This month OR&R responded to seven incidents in September, including oil discharges, grounded vessels, and other pollution-related incidents.
Here are some of September's notable incidents:
Fishing Vessel Spills Oil in Greater Farallones Marine Sanctuary
On Sept. 16, staff from the Greater Farallones National Marine Sanctuary contacted NOAA to request trajectory support for a reported diesel spill in Bodega Harbor, California.
Roughly 200 to 300 gallons of diesel fuel may have discharged from the fishing vessel Barbara Maria during a tank-to-tank transfer the previous evening. The Coast Guard observed a scattered sheen in other areas of Bodega Harbor and requested information on the oil fate and transport.

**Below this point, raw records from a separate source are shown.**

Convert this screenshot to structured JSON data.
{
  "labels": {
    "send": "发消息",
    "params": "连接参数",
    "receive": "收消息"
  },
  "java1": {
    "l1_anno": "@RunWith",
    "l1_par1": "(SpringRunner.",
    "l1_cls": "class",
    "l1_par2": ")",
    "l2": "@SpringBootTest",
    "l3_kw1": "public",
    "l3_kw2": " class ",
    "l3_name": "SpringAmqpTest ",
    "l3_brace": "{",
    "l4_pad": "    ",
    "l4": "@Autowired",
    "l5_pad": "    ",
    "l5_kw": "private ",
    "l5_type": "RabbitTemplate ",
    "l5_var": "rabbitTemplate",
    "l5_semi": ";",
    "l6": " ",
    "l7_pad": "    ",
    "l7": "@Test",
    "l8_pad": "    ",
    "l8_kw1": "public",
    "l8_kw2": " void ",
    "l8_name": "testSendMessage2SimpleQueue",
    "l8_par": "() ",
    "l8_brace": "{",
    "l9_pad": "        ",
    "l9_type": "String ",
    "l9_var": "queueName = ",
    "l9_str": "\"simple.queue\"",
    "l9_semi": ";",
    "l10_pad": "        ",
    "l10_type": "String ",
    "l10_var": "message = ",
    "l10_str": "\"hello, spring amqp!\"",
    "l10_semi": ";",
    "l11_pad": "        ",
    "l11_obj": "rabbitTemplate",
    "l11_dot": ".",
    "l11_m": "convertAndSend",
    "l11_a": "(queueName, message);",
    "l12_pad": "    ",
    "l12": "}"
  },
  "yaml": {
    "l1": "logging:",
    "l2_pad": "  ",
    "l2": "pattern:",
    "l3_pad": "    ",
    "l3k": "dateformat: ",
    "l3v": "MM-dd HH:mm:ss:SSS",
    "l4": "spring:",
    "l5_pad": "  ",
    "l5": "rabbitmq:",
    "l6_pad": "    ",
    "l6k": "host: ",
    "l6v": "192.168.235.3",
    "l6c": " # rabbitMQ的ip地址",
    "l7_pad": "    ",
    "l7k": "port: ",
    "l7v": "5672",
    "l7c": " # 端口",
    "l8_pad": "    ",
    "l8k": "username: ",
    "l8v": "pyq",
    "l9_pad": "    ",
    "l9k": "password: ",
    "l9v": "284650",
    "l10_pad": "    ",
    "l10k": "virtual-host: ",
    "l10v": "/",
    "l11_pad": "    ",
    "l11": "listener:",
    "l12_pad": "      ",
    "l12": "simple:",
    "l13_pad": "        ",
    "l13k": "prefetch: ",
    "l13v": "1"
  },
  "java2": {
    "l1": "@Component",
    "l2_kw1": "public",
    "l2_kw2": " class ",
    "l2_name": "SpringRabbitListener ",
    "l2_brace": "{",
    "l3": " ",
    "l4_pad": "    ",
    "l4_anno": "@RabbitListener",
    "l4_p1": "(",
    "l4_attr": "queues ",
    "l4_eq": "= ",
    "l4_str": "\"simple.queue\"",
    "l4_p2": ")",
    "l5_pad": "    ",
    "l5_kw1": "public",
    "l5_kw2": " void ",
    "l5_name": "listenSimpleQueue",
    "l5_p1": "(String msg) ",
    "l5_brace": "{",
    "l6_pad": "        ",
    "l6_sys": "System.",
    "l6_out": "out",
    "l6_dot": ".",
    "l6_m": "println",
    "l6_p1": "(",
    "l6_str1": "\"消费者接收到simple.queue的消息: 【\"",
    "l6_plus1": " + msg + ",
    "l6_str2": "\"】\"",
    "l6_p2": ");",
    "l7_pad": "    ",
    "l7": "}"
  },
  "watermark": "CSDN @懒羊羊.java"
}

Sinking Vessel in Ilwaco Marina, Washington
On Sept. 16, the U.S. Coast Guard notified NOAA of a 50-foot commercial vessel that was sinking in Ilwaco Marina, Washington.The Laura Marina had about 600 gallons of red-dye diesel on board at the time of the incident. Responders contained the spill with pollution boom, plugged the tank vents, and refloated the vessel.
The cause of the incident remains under investigation. The vessel was salvaged and the final spill volume has yet to be determined.
Chemical Spill at U.S. Steel Corporation Midwest near Portage, Indiana
On Sept. 27, NOAA was notified that an orange sludge-like substance was reportedly releasing intermittently from the U.S. Steel Corporation overnight and that morning near Portage, Indiana.
The Environmental Protection Agency, U.S. Coast Guard, and state responders on scene collected samples and secured the source of the release. NOAA provided clean-up recommendations remotely for what was expected to be an iron sludge spill.
Here is the complete list of last month’s incidents, click on the links to find out more: